Check each line below for the word "content". How many have it? Answer with the number only.

Excerpts from a dataset
Segment Open

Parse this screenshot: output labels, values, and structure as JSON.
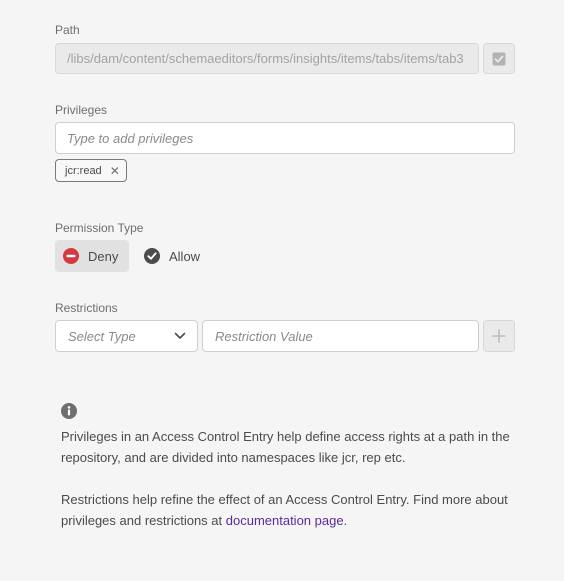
{
  "path": {
    "label": "Path",
    "value": "/libs/dam/content/schemaeditors/forms/insights/items/tabs/items/tab3"
  },
  "privileges": {
    "label": "Privileges",
    "placeholder": "Type to add privileges",
    "tags": [
      "jcr:read"
    ]
  },
  "permission": {
    "label": "Permission Type",
    "options": [
      "Deny",
      "Allow"
    ],
    "selected": "Deny"
  },
  "restrictions": {
    "label": "Restrictions",
    "type_placeholder": "Select Type",
    "value_placeholder": "Restriction Value"
  },
  "info": {
    "paragraph1": "Privileges in an Access Control Entry help define access rights at a path in the repository, and are divided into namespaces like jcr, rep etc.",
    "paragraph2_prefix": "Restrictions help refine the effect of an Access Control Entry. Find more about privileges and restrictions at ",
    "link_text": "documentation page",
    "paragraph2_suffix": "."
  },
  "colors": {
    "deny_icon": "#d7373f",
    "allow_icon": "#4b4b4b",
    "link": "#5b2a9c"
  }
}
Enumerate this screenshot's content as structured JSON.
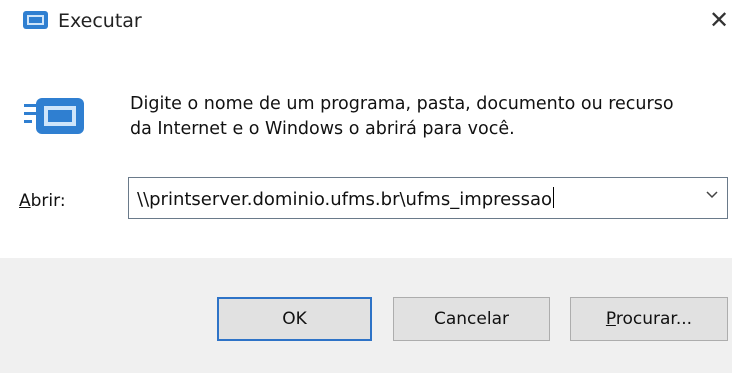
{
  "window": {
    "title": "Executar",
    "close_glyph": "✕",
    "icon": "run-icon"
  },
  "content": {
    "icon": "run-dialog-icon",
    "message": "Digite o nome de um programa, pasta, documento ou recurso da Internet e o Windows o abrirá para você."
  },
  "open_field": {
    "label_mnemonic": "A",
    "label_rest": "brir:",
    "value": "\\\\printserver.dominio.ufms.br\\ufms_impressao"
  },
  "buttons": {
    "ok": "OK",
    "cancel": "Cancelar",
    "browse_mnemonic": "P",
    "browse_rest": "rocurar..."
  },
  "colors": {
    "accent": "#2e73c7",
    "footer_bg": "#f0f0f0"
  }
}
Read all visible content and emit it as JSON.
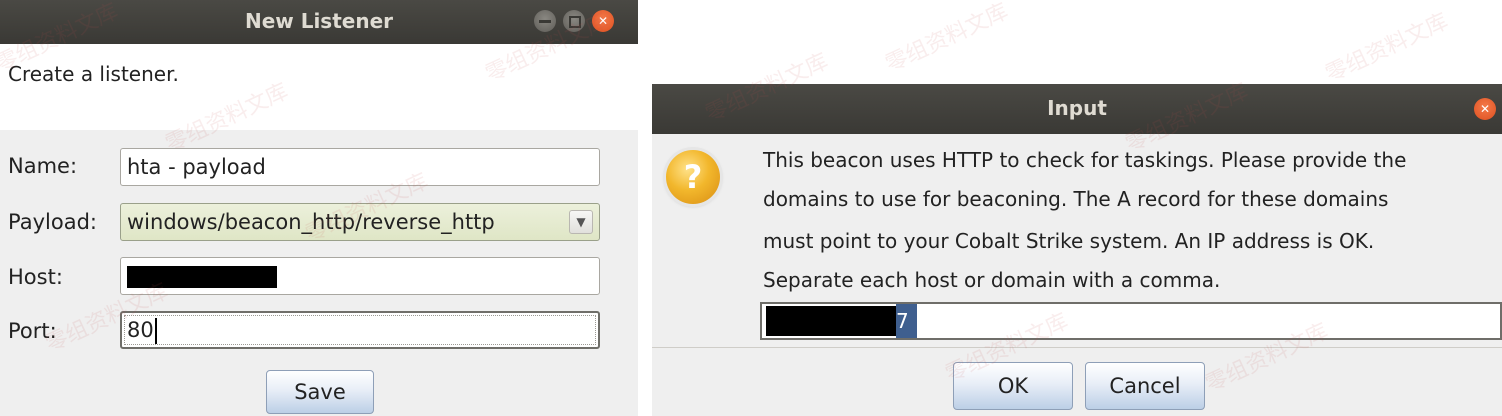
{
  "new_listener": {
    "title": "New Listener",
    "description": "Create a listener.",
    "fields": {
      "name_label": "Name:",
      "name_value": "hta - payload",
      "payload_label": "Payload:",
      "payload_value": "windows/beacon_http/reverse_http",
      "host_label": "Host:",
      "host_value": "",
      "port_label": "Port:",
      "port_value": "80"
    },
    "save_label": "Save"
  },
  "input_dialog": {
    "title": "Input",
    "message_lines": [
      "This beacon uses HTTP to check for taskings. Please provide the",
      "domains to use for beaconing. The A record for these domains",
      "must point to your Cobalt Strike system. An IP address is OK.",
      "Separate each host or domain with a comma."
    ],
    "input_value_visible": "7",
    "ok_label": "OK",
    "cancel_label": "Cancel"
  },
  "watermark_text": "零组资料文库",
  "colors": {
    "titlebar": "#3d3c38",
    "close_button": "#e4572a",
    "button_gradient_bottom": "#bccfe6",
    "combo_background": "#e6ebd0"
  },
  "icons": {
    "question": "question-mark-icon",
    "close": "close-icon",
    "minimize": "minimize-icon",
    "maximize": "maximize-icon",
    "dropdown": "chevron-down-icon"
  }
}
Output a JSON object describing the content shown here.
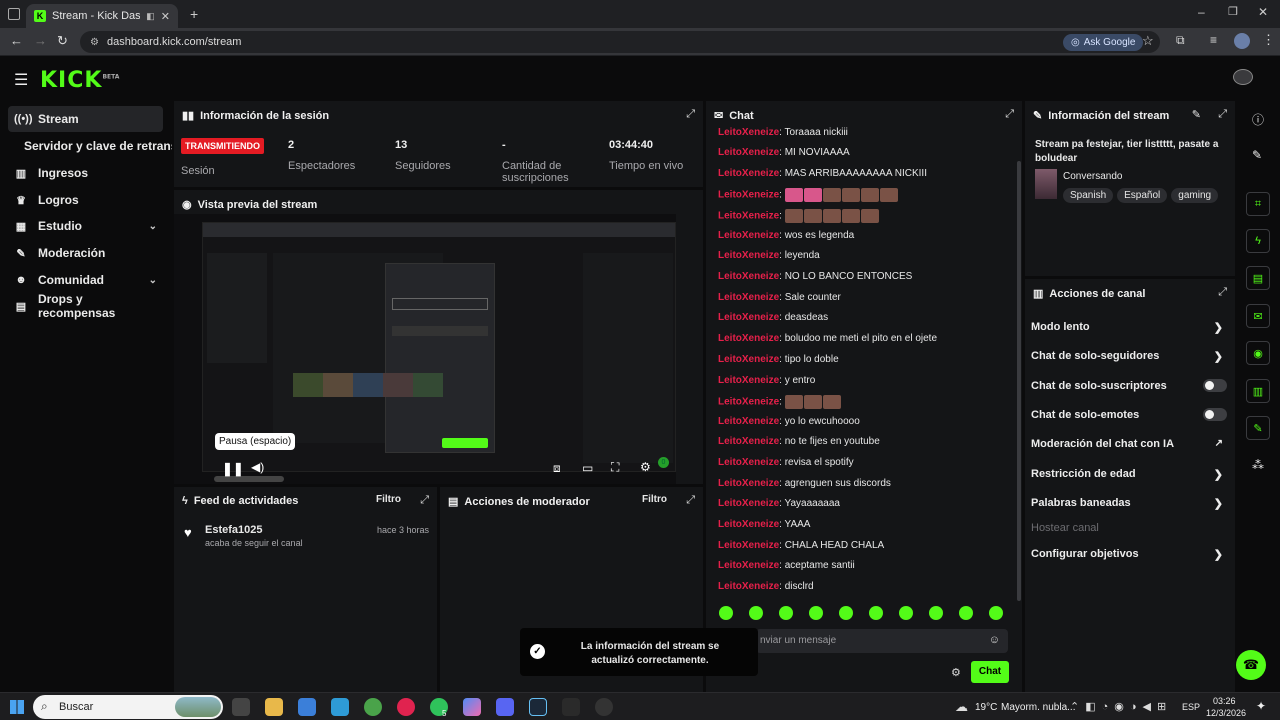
{
  "browser": {
    "tab_title": "Stream - Kick Dashboard",
    "url": "dashboard.kick.com/stream",
    "ask_google": "Ask Google"
  },
  "app": {
    "logo": "KICK",
    "logo_badge": "BETA"
  },
  "sidebar": {
    "items": [
      {
        "label": "Stream",
        "icon": "broadcast-icon"
      },
      {
        "label": "Servidor y clave de retransm"
      },
      {
        "label": "Ingresos",
        "icon": "chart-icon"
      },
      {
        "label": "Logros",
        "icon": "trophy-icon"
      },
      {
        "label": "Estudio",
        "icon": "grid-icon"
      },
      {
        "label": "Moderación",
        "icon": "wrench-icon"
      },
      {
        "label": "Comunidad",
        "icon": "people-icon"
      },
      {
        "label": "Drops y recompensas",
        "icon": "gift-icon"
      }
    ]
  },
  "session": {
    "title": "Información de la sesión",
    "live_badge": "TRANSMITIENDO",
    "live_label": "Sesión",
    "stats": [
      {
        "value": "2",
        "label": "Espectadores"
      },
      {
        "value": "13",
        "label": "Seguidores"
      },
      {
        "value": "-",
        "label": "Cantidad de suscripciones"
      },
      {
        "value": "03:44:40",
        "label": "Tiempo en vivo"
      }
    ]
  },
  "preview": {
    "title": "Vista previa del stream",
    "tooltip": "Pausa (espacio)",
    "live_dot": "0"
  },
  "feed": {
    "title": "Feed de actividades",
    "filter": "Filtro",
    "items": [
      {
        "user": "Estefa1025",
        "time": "hace 3 horas",
        "text": "acaba de seguir el canal"
      }
    ]
  },
  "mod_actions": {
    "title": "Acciones de moderador",
    "filter": "Filtro"
  },
  "chat": {
    "title": "Chat",
    "messages": [
      {
        "user": "LeitoXeneize",
        "text": ": Toraaaa nickiii"
      },
      {
        "user": "LeitoXeneize",
        "text": ": MI NOVIAAAA"
      },
      {
        "user": "LeitoXeneize",
        "text": ": MAS ARRIBAAAAAAAA NICKIII"
      },
      {
        "user": "LeitoXeneize",
        "text": ":"
      },
      {
        "user": "LeitoXeneize",
        "text": ":"
      },
      {
        "user": "LeitoXeneize",
        "text": ": wos es legenda"
      },
      {
        "user": "LeitoXeneize",
        "text": ": leyenda"
      },
      {
        "user": "LeitoXeneize",
        "text": ": NO LO BANCO ENTONCES"
      },
      {
        "user": "LeitoXeneize",
        "text": ": Sale counter"
      },
      {
        "user": "LeitoXeneize",
        "text": ": deasdeas"
      },
      {
        "user": "LeitoXeneize",
        "text": ": boludoo me meti el pito en el ojete"
      },
      {
        "user": "LeitoXeneize",
        "text": ": tipo lo doble"
      },
      {
        "user": "LeitoXeneize",
        "text": ": y entro"
      },
      {
        "user": "LeitoXeneize",
        "text": ":"
      },
      {
        "user": "LeitoXeneize",
        "text": ": yo lo ewcuhoooo"
      },
      {
        "user": "LeitoXeneize",
        "text": ": no te fijes en youtube"
      },
      {
        "user": "LeitoXeneize",
        "text": ": revisa el spotify"
      },
      {
        "user": "LeitoXeneize",
        "text": ": agrenguen sus discords"
      },
      {
        "user": "LeitoXeneize",
        "text": ": Yayaaaaaaa"
      },
      {
        "user": "LeitoXeneize",
        "text": ": YAAA"
      },
      {
        "user": "LeitoXeneize",
        "text": ": CHALA HEAD CHALA"
      },
      {
        "user": "LeitoXeneize",
        "text": ": aceptame santii"
      },
      {
        "user": "LeitoXeneize",
        "text": ": disclrd"
      }
    ],
    "input_placeholder": "nviar un mensaje",
    "send_label": "Chat",
    "toast": "La información del stream se actualizó correctamente."
  },
  "stream_info": {
    "title": "Información del stream",
    "stream_title": "Stream pa festejar, tier listtttt, pasate a boludear",
    "category": "Conversando",
    "tags": [
      "Spanish",
      "Español",
      "gaming"
    ]
  },
  "channel_actions": {
    "title": "Acciones de canal",
    "items": [
      {
        "label": "Modo lento",
        "control": "arrow"
      },
      {
        "label": "Chat de solo-seguidores",
        "control": "arrow"
      },
      {
        "label": "Chat de solo-suscriptores",
        "control": "toggle"
      },
      {
        "label": "Chat de solo-emotes",
        "control": "toggle"
      },
      {
        "label": "Moderación del chat con IA",
        "control": "external"
      },
      {
        "label": "Restricción de edad",
        "control": "arrow"
      },
      {
        "label": "Palabras baneadas",
        "control": "arrow"
      },
      {
        "label": "Hostear canal",
        "control": "disabled"
      },
      {
        "label": "Configurar objetivos",
        "control": "arrow"
      }
    ]
  },
  "taskbar": {
    "search": "Buscar",
    "weather": "19°C",
    "weather_desc": "Mayorm. nubla...",
    "lang": "ESP",
    "time": "03:26",
    "date": "12/3/2026",
    "whatsapp_badge": "5"
  },
  "colors": {
    "accent": "#53fc18",
    "username": "#e6204a",
    "live": "#e41b23"
  }
}
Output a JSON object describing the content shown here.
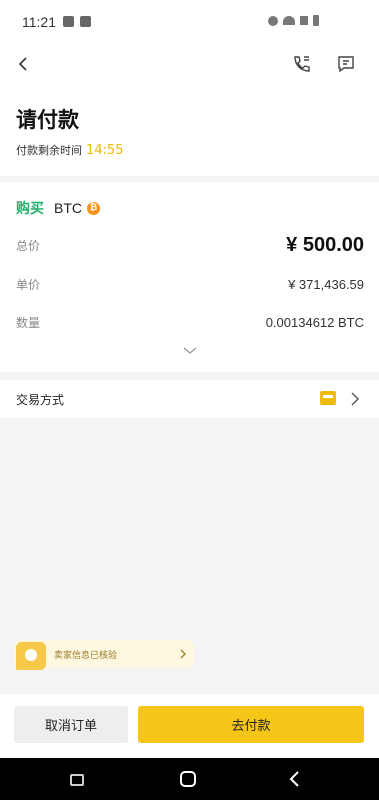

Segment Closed

- [Task result] 6